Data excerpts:
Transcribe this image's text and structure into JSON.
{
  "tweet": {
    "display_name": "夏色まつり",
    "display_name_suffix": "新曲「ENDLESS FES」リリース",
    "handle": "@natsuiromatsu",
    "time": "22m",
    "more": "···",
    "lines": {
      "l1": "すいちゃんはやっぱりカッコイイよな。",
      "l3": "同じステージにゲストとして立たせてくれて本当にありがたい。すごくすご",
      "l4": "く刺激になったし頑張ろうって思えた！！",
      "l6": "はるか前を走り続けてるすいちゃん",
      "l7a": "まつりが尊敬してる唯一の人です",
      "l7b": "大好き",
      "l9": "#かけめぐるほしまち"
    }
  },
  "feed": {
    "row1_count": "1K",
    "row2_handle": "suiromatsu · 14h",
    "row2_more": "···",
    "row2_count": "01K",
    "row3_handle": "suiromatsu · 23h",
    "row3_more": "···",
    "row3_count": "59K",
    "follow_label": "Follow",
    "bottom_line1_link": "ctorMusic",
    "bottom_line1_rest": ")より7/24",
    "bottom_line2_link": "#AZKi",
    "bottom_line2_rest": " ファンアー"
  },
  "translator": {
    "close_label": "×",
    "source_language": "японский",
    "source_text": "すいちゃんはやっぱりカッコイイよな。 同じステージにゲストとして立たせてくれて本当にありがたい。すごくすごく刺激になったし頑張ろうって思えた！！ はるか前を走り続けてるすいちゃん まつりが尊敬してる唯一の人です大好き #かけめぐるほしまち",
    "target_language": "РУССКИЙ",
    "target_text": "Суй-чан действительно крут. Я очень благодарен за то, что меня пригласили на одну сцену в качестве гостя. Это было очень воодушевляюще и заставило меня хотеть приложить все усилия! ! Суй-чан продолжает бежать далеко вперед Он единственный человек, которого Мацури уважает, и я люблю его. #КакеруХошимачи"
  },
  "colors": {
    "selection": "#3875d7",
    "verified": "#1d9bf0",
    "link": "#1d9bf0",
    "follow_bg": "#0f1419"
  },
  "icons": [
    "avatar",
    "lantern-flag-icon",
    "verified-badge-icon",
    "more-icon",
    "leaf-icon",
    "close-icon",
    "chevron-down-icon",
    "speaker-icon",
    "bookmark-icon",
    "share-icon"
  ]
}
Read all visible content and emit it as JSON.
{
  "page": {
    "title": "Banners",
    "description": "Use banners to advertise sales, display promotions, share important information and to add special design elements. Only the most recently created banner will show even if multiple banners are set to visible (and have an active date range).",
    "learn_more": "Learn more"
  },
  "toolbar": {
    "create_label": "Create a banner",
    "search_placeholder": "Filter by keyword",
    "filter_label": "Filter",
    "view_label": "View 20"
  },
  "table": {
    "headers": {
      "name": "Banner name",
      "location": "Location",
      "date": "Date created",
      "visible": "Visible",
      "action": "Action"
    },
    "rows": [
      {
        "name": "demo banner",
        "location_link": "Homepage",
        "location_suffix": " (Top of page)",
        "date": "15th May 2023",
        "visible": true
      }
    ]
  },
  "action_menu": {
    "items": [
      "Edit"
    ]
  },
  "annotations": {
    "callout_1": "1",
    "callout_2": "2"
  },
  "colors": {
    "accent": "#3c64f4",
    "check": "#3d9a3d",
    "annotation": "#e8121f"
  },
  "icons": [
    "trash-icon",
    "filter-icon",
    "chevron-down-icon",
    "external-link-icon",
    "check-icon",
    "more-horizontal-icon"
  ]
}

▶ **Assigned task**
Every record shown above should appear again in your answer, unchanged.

▶ **Response area**
Transcribe this image's text and structure into JSON.
{
  "tweet": {
    "display_name": "夏色まつり",
    "display_name_suffix": "新曲「ENDLESS FES」リリース",
    "handle": "@natsuiromatsu",
    "time": "22m",
    "more": "···",
    "lines": {
      "l1": "すいちゃんはやっぱりカッコイイよな。",
      "l3": "同じステージにゲストとして立たせてくれて本当にありがたい。すごくすご",
      "l4": "く刺激になったし頑張ろうって思えた！！",
      "l6": "はるか前を走り続けてるすいちゃん",
      "l7a": "まつりが尊敬してる唯一の人です",
      "l7b": "大好き",
      "l9": "#かけめぐるほしまち"
    }
  },
  "feed": {
    "row1_count": "1K",
    "row2_handle": "suiromatsu · 14h",
    "row2_more": "···",
    "row2_count": "01K",
    "row3_handle": "suiromatsu · 23h",
    "row3_more": "···",
    "row3_count": "59K",
    "follow_label": "Follow",
    "bottom_line1_link": "ctorMusic",
    "bottom_line1_rest": ")より7/24",
    "bottom_line2_link": "#AZKi",
    "bottom_line2_rest": " ファンアー"
  },
  "translator": {
    "close_label": "×",
    "source_language": "японский",
    "source_text": "すいちゃんはやっぱりカッコイイよな。 同じステージにゲストとして立たせてくれて本当にありがたい。すごくすごく刺激になったし頑張ろうって思えた！！ はるか前を走り続けてるすいちゃん まつりが尊敬してる唯一の人です大好き #かけめぐるほしまち",
    "target_language": "РУССКИЙ",
    "target_text": "Суй-чан действительно крут. Я очень благодарен за то, что меня пригласили на одну сцену в качестве гостя. Это было очень воодушевляюще и заставило меня хотеть приложить все усилия! ! Суй-чан продолжает бежать далеко вперед Он единственный человек, которого Мацури уважает, и я люблю его. #КакеруХошимачи"
  },
  "colors": {
    "selection": "#3875d7",
    "verified": "#1d9bf0",
    "link": "#1d9bf0",
    "follow_bg": "#0f1419"
  },
  "icons": [
    "avatar",
    "lantern-flag-icon",
    "verified-badge-icon",
    "more-icon",
    "leaf-icon",
    "close-icon",
    "chevron-down-icon",
    "speaker-icon",
    "bookmark-icon",
    "share-icon"
  ]
}
Read all visible content and emit it as JSON.
{
  "page": {
    "title": "Banners",
    "description": "Use banners to advertise sales, display promotions, share important information and to add special design elements. Only the most recently created banner will show even if multiple banners are set to visible (and have an active date range).",
    "learn_more": "Learn more"
  },
  "toolbar": {
    "create_label": "Create a banner",
    "search_placeholder": "Filter by keyword",
    "filter_label": "Filter",
    "view_label": "View 20"
  },
  "table": {
    "headers": {
      "name": "Banner name",
      "location": "Location",
      "date": "Date created",
      "visible": "Visible",
      "action": "Action"
    },
    "rows": [
      {
        "name": "demo banner",
        "location_link": "Homepage",
        "location_suffix": " (Top of page)",
        "date": "15th May 2023",
        "visible": true
      }
    ]
  },
  "action_menu": {
    "items": [
      "Edit"
    ]
  },
  "annotations": {
    "callout_1": "1",
    "callout_2": "2"
  },
  "colors": {
    "accent": "#3c64f4",
    "check": "#3d9a3d",
    "annotation": "#e8121f"
  },
  "icons": [
    "trash-icon",
    "filter-icon",
    "chevron-down-icon",
    "external-link-icon",
    "check-icon",
    "more-horizontal-icon"
  ]
}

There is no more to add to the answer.